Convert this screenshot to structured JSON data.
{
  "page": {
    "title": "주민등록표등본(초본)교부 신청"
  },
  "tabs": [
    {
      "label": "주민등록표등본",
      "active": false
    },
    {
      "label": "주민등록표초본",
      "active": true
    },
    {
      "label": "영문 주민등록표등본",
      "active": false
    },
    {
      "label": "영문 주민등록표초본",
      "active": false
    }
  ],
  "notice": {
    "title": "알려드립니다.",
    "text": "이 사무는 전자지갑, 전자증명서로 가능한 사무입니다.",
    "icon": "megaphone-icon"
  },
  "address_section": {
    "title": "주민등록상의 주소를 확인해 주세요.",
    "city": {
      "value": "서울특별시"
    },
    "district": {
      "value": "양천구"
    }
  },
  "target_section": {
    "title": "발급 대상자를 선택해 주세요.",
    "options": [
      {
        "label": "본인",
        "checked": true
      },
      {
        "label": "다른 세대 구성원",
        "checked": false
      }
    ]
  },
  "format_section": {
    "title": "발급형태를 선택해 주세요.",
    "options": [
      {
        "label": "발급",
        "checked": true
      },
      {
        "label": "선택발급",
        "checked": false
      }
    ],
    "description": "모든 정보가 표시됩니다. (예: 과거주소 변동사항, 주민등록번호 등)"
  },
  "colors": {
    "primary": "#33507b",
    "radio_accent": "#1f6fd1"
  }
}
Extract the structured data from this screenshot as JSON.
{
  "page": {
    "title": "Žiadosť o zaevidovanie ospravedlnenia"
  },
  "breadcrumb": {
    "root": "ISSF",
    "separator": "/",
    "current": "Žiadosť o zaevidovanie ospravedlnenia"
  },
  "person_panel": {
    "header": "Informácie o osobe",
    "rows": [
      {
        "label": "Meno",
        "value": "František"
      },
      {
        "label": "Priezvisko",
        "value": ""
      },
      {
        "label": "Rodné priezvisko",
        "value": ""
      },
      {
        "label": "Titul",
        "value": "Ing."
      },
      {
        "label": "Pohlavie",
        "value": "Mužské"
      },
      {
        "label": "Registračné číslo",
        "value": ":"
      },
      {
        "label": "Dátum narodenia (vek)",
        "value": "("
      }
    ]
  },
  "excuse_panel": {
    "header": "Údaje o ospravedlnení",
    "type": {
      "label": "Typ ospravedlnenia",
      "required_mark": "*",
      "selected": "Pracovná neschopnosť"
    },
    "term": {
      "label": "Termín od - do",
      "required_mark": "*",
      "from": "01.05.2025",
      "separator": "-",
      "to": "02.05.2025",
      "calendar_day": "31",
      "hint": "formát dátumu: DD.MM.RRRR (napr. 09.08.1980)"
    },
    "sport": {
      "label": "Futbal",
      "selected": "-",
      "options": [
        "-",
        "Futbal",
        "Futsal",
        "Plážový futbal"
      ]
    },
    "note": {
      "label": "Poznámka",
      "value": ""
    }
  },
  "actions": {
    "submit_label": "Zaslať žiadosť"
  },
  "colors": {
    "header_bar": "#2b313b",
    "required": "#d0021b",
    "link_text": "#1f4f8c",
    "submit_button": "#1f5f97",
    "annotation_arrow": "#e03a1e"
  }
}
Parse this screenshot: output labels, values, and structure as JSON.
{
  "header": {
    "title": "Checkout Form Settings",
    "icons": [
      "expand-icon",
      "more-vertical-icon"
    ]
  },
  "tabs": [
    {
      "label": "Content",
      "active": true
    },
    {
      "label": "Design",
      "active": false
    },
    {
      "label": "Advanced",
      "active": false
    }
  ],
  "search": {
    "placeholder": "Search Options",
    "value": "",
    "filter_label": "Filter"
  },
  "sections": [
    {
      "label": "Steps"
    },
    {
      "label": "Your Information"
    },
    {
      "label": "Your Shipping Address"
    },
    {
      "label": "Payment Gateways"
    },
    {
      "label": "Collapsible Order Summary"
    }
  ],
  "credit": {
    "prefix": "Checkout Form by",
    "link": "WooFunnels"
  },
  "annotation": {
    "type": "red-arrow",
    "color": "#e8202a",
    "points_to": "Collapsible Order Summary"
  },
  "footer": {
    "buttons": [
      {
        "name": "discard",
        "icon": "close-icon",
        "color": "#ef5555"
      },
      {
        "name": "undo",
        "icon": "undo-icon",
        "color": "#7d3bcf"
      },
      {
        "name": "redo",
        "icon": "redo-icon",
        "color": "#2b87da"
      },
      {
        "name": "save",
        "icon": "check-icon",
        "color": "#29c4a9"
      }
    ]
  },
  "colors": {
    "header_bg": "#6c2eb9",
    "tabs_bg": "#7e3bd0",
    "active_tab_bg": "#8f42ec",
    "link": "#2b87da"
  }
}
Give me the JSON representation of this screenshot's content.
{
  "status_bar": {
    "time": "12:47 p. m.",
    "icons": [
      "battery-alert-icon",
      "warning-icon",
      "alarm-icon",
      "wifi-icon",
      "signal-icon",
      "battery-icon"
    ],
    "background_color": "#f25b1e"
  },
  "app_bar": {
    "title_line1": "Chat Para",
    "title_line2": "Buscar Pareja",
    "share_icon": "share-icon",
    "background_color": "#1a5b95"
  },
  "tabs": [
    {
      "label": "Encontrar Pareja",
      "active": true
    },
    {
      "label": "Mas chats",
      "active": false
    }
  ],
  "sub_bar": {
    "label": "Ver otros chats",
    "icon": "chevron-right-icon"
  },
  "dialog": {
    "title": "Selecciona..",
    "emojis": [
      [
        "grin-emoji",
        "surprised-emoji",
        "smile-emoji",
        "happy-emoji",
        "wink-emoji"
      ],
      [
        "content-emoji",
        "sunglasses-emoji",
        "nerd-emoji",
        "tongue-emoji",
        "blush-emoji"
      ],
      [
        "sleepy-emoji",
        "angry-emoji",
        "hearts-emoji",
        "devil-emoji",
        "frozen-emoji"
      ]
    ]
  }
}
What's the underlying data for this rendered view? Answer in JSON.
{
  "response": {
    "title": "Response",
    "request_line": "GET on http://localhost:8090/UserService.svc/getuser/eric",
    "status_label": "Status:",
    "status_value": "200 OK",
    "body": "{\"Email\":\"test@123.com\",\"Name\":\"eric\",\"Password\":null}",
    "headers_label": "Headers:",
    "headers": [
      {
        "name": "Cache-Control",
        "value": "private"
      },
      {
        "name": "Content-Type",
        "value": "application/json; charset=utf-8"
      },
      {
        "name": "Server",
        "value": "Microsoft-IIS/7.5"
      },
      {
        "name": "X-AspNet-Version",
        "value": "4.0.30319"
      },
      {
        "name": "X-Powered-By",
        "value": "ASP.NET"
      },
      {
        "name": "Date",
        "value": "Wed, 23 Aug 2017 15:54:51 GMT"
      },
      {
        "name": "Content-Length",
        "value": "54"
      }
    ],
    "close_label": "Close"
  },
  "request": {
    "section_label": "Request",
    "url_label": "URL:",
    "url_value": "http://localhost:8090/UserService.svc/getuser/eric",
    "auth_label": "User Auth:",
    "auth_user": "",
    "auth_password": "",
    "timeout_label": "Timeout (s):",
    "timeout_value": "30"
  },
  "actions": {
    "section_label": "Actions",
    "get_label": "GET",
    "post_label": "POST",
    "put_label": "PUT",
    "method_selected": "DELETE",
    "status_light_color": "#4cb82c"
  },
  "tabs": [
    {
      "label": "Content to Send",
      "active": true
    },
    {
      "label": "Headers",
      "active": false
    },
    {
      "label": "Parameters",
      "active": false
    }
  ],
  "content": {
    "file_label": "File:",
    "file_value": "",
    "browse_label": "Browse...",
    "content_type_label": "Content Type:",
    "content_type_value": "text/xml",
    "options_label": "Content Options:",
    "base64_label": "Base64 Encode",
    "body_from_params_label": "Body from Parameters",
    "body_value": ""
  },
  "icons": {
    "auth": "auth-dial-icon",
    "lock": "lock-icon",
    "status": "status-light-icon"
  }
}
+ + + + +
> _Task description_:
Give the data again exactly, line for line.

> _Problem solution_:
Convert this screenshot to structured JSON data.
{
  "page": {
    "title": "주민등록표등본(초본)교부 신청"
  },
  "tabs": [
    {
      "label": "주민등록표등본",
      "active": false
    },
    {
      "label": "주민등록표초본",
      "active": true
    },
    {
      "label": "영문 주민등록표등본",
      "active": false
    },
    {
      "label": "영문 주민등록표초본",
      "active": false
    }
  ],
  "notice": {
    "title": "알려드립니다.",
    "text": "이 사무는 전자지갑, 전자증명서로 가능한 사무입니다.",
    "icon": "megaphone-icon"
  },
  "address_section": {
    "title": "주민등록상의 주소를 확인해 주세요.",
    "city": {
      "value": "서울특별시"
    },
    "district": {
      "value": "양천구"
    }
  },
  "target_section": {
    "title": "발급 대상자를 선택해 주세요.",
    "options": [
      {
        "label": "본인",
        "checked": true
      },
      {
        "label": "다른 세대 구성원",
        "checked": false
      }
    ]
  },
  "format_section": {
    "title": "발급형태를 선택해 주세요.",
    "options": [
      {
        "label": "발급",
        "checked": true
      },
      {
        "label": "선택발급",
        "checked": false
      }
    ],
    "description": "모든 정보가 표시됩니다. (예: 과거주소 변동사항, 주민등록번호 등)"
  },
  "colors": {
    "primary": "#33507b",
    "radio_accent": "#1f6fd1"
  }
}
Extract the structured data from this screenshot as JSON.
{
  "page": {
    "title": "Žiadosť o zaevidovanie ospravedlnenia"
  },
  "breadcrumb": {
    "root": "ISSF",
    "separator": "/",
    "current": "Žiadosť o zaevidovanie ospravedlnenia"
  },
  "person_panel": {
    "header": "Informácie o osobe",
    "rows": [
      {
        "label": "Meno",
        "value": "František"
      },
      {
        "label": "Priezvisko",
        "value": ""
      },
      {
        "label": "Rodné priezvisko",
        "value": ""
      },
      {
        "label": "Titul",
        "value": "Ing."
      },
      {
        "label": "Pohlavie",
        "value": "Mužské"
      },
      {
        "label": "Registračné číslo",
        "value": ":"
      },
      {
        "label": "Dátum narodenia (vek)",
        "value": "("
      }
    ]
  },
  "excuse_panel": {
    "header": "Údaje o ospravedlnení",
    "type": {
      "label": "Typ ospravedlnenia",
      "required_mark": "*",
      "selected": "Pracovná neschopnosť"
    },
    "term": {
      "label": "Termín od - do",
      "required_mark": "*",
      "from": "01.05.2025",
      "separator": "-",
      "to": "02.05.2025",
      "calendar_day": "31",
      "hint": "formát dátumu: DD.MM.RRRR (napr. 09.08.1980)"
    },
    "sport": {
      "label": "Futbal",
      "selected": "-",
      "options": [
        "-",
        "Futbal",
        "Futsal",
        "Plážový futbal"
      ]
    },
    "note": {
      "label": "Poznámka",
      "value": ""
    }
  },
  "actions": {
    "submit_label": "Zaslať žiadosť"
  },
  "colors": {
    "header_bar": "#2b313b",
    "required": "#d0021b",
    "link_text": "#1f4f8c",
    "submit_button": "#1f5f97",
    "annotation_arrow": "#e03a1e"
  }
}
Parse this screenshot: output labels, values, and structure as JSON.
{
  "header": {
    "title": "Checkout Form Settings",
    "icons": [
      "expand-icon",
      "more-vertical-icon"
    ]
  },
  "tabs": [
    {
      "label": "Content",
      "active": true
    },
    {
      "label": "Design",
      "active": false
    },
    {
      "label": "Advanced",
      "active": false
    }
  ],
  "search": {
    "placeholder": "Search Options",
    "value": "",
    "filter_label": "Filter"
  },
  "sections": [
    {
      "label": "Steps"
    },
    {
      "label": "Your Information"
    },
    {
      "label": "Your Shipping Address"
    },
    {
      "label": "Payment Gateways"
    },
    {
      "label": "Collapsible Order Summary"
    }
  ],
  "credit": {
    "prefix": "Checkout Form by",
    "link": "WooFunnels"
  },
  "annotation": {
    "type": "red-arrow",
    "color": "#e8202a",
    "points_to": "Collapsible Order Summary"
  },
  "footer": {
    "buttons": [
      {
        "name": "discard",
        "icon": "close-icon",
        "color": "#ef5555"
      },
      {
        "name": "undo",
        "icon": "undo-icon",
        "color": "#7d3bcf"
      },
      {
        "name": "redo",
        "icon": "redo-icon",
        "color": "#2b87da"
      },
      {
        "name": "save",
        "icon": "check-icon",
        "color": "#29c4a9"
      }
    ]
  },
  "colors": {
    "header_bg": "#6c2eb9",
    "tabs_bg": "#7e3bd0",
    "active_tab_bg": "#8f42ec",
    "link": "#2b87da"
  }
}
Give me the JSON representation of this screenshot's content.
{
  "status_bar": {
    "time": "12:47 p. m.",
    "icons": [
      "battery-alert-icon",
      "warning-icon",
      "alarm-icon",
      "wifi-icon",
      "signal-icon",
      "battery-icon"
    ],
    "background_color": "#f25b1e"
  },
  "app_bar": {
    "title_line1": "Chat Para",
    "title_line2": "Buscar Pareja",
    "share_icon": "share-icon",
    "background_color": "#1a5b95"
  },
  "tabs": [
    {
      "label": "Encontrar Pareja",
      "active": true
    },
    {
      "label": "Mas chats",
      "active": false
    }
  ],
  "sub_bar": {
    "label": "Ver otros chats",
    "icon": "chevron-right-icon"
  },
  "dialog": {
    "title": "Selecciona..",
    "emojis": [
      [
        "grin-emoji",
        "surprised-emoji",
        "smile-emoji",
        "happy-emoji",
        "wink-emoji"
      ],
      [
        "content-emoji",
        "sunglasses-emoji",
        "nerd-emoji",
        "tongue-emoji",
        "blush-emoji"
      ],
      [
        "sleepy-emoji",
        "angry-emoji",
        "hearts-emoji",
        "devil-emoji",
        "frozen-emoji"
      ]
    ]
  }
}
What's the underlying data for this rendered view? Answer in JSON.
{
  "response": {
    "title": "Response",
    "request_line": "GET on http://localhost:8090/UserService.svc/getuser/eric",
    "status_label": "Status:",
    "status_value": "200 OK",
    "body": "{\"Email\":\"test@123.com\",\"Name\":\"eric\",\"Password\":null}",
    "headers_label": "Headers:",
    "headers": [
      {
        "name": "Cache-Control",
        "value": "private"
      },
      {
        "name": "Content-Type",
        "value": "application/json; charset=utf-8"
      },
      {
        "name": "Server",
        "value": "Microsoft-IIS/7.5"
      },
      {
        "name": "X-AspNet-Version",
        "value": "4.0.30319"
      },
      {
        "name": "X-Powered-By",
        "value": "ASP.NET"
      },
      {
        "name": "Date",
        "value": "Wed, 23 Aug 2017 15:54:51 GMT"
      },
      {
        "name": "Content-Length",
        "value": "54"
      }
    ],
    "close_label": "Close"
  },
  "request": {
    "section_label": "Request",
    "url_label": "URL:",
    "url_value": "http://localhost:8090/UserService.svc/getuser/eric",
    "auth_label": "User Auth:",
    "auth_user": "",
    "auth_password": "",
    "timeout_label": "Timeout (s):",
    "timeout_value": "30"
  },
  "actions": {
    "section_label": "Actions",
    "get_label": "GET",
    "post_label": "POST",
    "put_label": "PUT",
    "method_selected": "DELETE",
    "status_light_color": "#4cb82c"
  },
  "tabs": [
    {
      "label": "Content to Send",
      "active": true
    },
    {
      "label": "Headers",
      "active": false
    },
    {
      "label": "Parameters",
      "active": false
    }
  ],
  "content": {
    "file_label": "File:",
    "file_value": "",
    "browse_label": "Browse...",
    "content_type_label": "Content Type:",
    "content_type_value": "text/xml",
    "options_label": "Content Options:",
    "base64_label": "Base64 Encode",
    "body_from_params_label": "Body from Parameters",
    "body_value": ""
  },
  "icons": {
    "auth": "auth-dial-icon",
    "lock": "lock-icon",
    "status": "status-light-icon"
  }
}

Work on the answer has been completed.